To be fair to myself, a lot of the things that have gone wrong on this trip haven’t been my fault and have been out of my control. In perspective, given the number of places I’ve travelled to in the past decade-plus, not to mention the precarious ways in which I’ve gotten to some of them,
I’m lucky that more hasn’t gone wrong. Across this entire crazy adventure, the great majority of my experiences have been positive, and the not-so-positive ones tend to be short-lived and ultimately filed under the category of, “a bad day travelling is still better than a good day stuck in an office cubicle.”
Evidence, then, would suggest that history will repeat itself. In fact, since I first began writing this post, things have begun taking a turn for the positive — not the least of which is my attitude. I’m learning to accept that This is Just the Way Things Go Sometimes, while trying not to sweat the small stuff (always easier to say than to do, especially in a foreign country where the small stuff can quickly balloon into big stuff). The town I’m in now isn’t a perfect fit for me, but it’s better than the last one, and I’ve met some lovely people. I had forgotten about the wrathful beauty of the Caribbean’s late-afternoon downpours that steal away as unannounced as they sweep in, and about how little I care when they soak me to the skin and leave me with goosebumps. I had forgotten how bright and powdery and soft the sand is over here compared to the Pacific side; how warm and turquoise and swimmable the water.
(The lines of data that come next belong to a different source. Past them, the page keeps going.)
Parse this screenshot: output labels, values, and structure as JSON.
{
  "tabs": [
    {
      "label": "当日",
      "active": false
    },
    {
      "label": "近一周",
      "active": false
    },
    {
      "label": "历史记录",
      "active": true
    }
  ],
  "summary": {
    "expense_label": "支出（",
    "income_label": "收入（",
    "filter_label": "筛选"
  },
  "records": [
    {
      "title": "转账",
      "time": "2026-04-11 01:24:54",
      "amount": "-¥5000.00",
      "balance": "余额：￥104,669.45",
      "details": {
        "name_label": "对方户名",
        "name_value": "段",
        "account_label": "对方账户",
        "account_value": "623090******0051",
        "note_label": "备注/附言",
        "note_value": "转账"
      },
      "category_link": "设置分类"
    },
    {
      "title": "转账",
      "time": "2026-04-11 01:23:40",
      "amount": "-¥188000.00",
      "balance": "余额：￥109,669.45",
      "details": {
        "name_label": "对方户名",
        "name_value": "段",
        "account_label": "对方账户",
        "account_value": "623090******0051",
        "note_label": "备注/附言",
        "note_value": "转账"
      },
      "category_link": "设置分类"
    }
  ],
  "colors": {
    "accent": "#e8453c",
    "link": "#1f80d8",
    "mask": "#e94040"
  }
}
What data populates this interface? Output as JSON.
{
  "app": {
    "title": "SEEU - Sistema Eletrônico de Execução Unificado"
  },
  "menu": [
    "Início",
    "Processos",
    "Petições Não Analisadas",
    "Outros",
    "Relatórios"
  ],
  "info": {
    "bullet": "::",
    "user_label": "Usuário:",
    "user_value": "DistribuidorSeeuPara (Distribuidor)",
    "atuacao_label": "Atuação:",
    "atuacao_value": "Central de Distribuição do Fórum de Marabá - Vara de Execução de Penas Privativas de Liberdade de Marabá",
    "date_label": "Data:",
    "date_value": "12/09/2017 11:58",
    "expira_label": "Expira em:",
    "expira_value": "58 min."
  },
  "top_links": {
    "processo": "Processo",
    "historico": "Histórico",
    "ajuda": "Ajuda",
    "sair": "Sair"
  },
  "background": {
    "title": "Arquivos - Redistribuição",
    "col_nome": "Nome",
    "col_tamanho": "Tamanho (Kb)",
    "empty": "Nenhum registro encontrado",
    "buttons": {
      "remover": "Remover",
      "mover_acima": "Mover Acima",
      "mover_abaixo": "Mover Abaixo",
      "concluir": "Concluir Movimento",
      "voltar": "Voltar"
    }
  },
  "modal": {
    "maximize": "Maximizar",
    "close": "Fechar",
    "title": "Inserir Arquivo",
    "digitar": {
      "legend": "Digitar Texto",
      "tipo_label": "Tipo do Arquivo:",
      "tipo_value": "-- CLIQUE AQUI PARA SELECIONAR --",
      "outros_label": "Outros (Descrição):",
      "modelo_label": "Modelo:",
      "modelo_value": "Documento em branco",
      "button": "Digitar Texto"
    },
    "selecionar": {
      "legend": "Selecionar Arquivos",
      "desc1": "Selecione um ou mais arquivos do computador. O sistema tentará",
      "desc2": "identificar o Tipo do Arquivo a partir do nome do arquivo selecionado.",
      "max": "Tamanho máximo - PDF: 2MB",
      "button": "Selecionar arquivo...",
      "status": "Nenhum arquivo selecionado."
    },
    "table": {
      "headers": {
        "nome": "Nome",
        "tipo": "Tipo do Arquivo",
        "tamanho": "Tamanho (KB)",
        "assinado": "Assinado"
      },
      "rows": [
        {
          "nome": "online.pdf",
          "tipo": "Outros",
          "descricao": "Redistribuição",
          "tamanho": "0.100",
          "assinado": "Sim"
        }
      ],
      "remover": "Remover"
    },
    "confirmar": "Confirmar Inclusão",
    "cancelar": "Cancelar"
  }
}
And so here I am, three weeks in and on the cusp of another birthday. The sun slips up, the heat and humidity press down. I potter around on my bent bike and practice my broken Spanish with the locals. Sweat forms and dries, leaving salty fault lines along the waistband of my shorts. My skin browns. The pewter clouds with their stealthy silver-white rainstorms come and go. I eat fresh seafood. And I remember how fortunate I am to be travelling at all, let alone for 2 months. How fortunate I am to be able to slip into flip flops and a tank top every morning instead of hulking into winter boots and a parka.
Despite all the crap, there are still a million things and moments to be grateful for, every day.
I sit silently at sunrise in the small enchanted forest across from my apartment, sipping coffee while I watch and wait and hope for monkeys to appear; and I realize with crystal clarity that my travelling days are far from over. I will stay in my car and wait out the traffic, even if I do need one of those lumbar support cushions now. Ease the seat back a little, roll down the windows, crank up some reggae, and stop trying to outsmart the universe by taking shortcuts. Because, maybe it’s not about shortcuts at all. Maybe it’s about just sitting where I am and being grateful to be out on the road today, going somewhere.